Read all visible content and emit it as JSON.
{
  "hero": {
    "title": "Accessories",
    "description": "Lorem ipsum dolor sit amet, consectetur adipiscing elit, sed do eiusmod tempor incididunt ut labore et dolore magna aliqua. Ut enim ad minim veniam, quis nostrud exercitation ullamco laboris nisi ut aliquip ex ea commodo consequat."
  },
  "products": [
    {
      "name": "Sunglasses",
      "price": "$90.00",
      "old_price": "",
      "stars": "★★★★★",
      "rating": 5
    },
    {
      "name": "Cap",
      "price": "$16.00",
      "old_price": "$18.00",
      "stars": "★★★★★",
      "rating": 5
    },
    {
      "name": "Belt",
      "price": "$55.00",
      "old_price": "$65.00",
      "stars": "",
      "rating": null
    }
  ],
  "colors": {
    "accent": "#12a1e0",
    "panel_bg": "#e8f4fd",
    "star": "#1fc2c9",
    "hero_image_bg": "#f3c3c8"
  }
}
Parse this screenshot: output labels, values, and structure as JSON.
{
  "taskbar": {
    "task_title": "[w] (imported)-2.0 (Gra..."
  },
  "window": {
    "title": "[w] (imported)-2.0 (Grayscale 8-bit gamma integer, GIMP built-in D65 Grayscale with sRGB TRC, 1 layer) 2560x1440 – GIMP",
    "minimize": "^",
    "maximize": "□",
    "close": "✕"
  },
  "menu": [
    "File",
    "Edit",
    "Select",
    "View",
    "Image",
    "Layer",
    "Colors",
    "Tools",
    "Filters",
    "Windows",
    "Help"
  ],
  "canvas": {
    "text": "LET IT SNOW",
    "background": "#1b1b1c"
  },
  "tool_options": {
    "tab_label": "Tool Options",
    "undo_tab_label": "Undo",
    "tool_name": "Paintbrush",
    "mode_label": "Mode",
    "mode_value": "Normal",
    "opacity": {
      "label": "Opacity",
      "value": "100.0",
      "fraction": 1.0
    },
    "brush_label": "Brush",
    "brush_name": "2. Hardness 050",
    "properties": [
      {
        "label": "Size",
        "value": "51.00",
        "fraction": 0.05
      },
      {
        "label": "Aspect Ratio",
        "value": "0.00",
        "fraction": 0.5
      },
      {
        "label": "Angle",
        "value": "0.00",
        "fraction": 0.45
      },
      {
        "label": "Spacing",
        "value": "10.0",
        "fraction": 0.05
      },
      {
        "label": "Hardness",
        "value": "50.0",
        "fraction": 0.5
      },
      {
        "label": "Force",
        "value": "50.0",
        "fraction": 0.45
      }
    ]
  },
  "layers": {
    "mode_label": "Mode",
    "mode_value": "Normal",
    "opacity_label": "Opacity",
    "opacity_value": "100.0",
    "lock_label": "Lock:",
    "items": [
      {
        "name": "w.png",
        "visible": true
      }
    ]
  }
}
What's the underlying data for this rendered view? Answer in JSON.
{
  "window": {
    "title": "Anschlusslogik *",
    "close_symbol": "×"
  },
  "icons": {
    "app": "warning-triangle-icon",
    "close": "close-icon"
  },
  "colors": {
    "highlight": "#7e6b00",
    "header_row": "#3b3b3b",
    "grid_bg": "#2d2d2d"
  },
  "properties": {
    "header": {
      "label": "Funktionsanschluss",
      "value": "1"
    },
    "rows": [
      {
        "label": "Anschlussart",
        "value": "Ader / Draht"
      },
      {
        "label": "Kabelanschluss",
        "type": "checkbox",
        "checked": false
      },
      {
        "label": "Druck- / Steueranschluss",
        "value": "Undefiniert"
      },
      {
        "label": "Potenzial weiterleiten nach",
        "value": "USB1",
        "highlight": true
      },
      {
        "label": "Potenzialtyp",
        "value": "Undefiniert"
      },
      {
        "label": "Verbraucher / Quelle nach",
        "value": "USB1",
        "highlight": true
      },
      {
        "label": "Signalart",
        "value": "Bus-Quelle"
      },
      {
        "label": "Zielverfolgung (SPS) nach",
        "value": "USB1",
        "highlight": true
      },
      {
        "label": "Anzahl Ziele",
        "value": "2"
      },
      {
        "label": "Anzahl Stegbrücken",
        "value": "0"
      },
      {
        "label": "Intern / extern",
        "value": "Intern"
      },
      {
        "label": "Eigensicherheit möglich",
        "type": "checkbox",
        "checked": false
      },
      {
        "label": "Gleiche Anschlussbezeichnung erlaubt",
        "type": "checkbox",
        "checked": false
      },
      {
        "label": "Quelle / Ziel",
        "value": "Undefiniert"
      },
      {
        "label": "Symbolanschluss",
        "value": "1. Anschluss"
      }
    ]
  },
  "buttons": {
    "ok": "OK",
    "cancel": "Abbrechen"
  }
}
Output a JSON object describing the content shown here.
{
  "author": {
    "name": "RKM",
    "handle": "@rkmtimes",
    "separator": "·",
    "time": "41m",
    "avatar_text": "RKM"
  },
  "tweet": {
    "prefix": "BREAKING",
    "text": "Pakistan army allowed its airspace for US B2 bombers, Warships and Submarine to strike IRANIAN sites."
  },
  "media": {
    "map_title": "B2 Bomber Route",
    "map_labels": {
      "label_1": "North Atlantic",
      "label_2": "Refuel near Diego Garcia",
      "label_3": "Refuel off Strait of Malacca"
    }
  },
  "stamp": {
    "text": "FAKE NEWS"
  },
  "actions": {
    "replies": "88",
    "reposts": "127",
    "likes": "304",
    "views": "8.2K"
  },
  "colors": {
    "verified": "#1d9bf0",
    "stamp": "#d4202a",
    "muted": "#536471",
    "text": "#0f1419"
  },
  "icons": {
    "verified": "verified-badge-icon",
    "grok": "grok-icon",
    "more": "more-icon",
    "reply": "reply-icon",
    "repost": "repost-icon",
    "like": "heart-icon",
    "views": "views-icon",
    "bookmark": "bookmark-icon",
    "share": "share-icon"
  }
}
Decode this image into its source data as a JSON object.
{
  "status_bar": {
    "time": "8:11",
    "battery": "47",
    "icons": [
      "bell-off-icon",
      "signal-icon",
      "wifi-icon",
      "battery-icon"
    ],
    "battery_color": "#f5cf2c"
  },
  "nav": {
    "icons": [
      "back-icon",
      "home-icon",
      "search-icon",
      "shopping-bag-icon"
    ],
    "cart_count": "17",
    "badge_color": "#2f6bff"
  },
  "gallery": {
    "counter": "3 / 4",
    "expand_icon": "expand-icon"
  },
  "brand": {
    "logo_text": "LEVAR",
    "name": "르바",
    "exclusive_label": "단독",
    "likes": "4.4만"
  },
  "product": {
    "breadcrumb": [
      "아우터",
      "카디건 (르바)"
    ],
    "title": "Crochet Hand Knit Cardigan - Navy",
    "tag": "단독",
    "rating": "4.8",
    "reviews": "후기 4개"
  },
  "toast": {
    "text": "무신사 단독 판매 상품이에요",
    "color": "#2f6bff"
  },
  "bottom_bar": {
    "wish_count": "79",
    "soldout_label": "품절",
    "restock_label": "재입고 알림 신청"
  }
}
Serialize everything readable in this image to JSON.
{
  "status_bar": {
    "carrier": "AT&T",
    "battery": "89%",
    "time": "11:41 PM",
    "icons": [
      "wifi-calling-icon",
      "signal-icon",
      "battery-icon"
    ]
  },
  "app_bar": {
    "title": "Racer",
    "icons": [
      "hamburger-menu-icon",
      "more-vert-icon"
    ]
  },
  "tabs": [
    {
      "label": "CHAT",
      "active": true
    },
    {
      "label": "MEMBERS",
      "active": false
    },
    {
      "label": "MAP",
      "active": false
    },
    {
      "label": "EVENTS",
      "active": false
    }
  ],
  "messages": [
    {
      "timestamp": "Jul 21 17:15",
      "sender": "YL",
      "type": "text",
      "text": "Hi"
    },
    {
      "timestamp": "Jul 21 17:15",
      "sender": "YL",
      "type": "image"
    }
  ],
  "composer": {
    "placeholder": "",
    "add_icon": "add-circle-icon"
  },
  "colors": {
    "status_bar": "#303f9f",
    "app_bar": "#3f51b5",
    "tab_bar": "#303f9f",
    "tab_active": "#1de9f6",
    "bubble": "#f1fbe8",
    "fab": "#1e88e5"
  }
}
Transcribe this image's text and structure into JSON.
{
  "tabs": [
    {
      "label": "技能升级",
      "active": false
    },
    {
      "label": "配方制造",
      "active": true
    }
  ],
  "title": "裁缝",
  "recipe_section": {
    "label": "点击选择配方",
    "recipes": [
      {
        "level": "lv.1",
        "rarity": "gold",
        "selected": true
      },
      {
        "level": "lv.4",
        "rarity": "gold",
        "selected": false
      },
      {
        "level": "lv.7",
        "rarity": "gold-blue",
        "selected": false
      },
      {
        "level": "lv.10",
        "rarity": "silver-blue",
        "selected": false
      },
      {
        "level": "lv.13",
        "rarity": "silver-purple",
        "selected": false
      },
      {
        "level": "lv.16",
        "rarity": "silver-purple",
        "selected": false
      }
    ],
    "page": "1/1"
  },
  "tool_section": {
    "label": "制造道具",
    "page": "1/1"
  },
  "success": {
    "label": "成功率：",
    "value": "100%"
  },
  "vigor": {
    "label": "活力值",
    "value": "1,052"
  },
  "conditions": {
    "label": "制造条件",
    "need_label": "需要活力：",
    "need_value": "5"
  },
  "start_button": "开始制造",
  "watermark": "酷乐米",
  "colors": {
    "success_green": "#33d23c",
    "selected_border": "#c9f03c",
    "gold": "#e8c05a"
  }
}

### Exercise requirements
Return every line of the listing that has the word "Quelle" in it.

### The completed task
        "label": "Verbraucher / Quelle nach",
        "value": "Bus-Quelle"
        "label": "Quelle / Ziel",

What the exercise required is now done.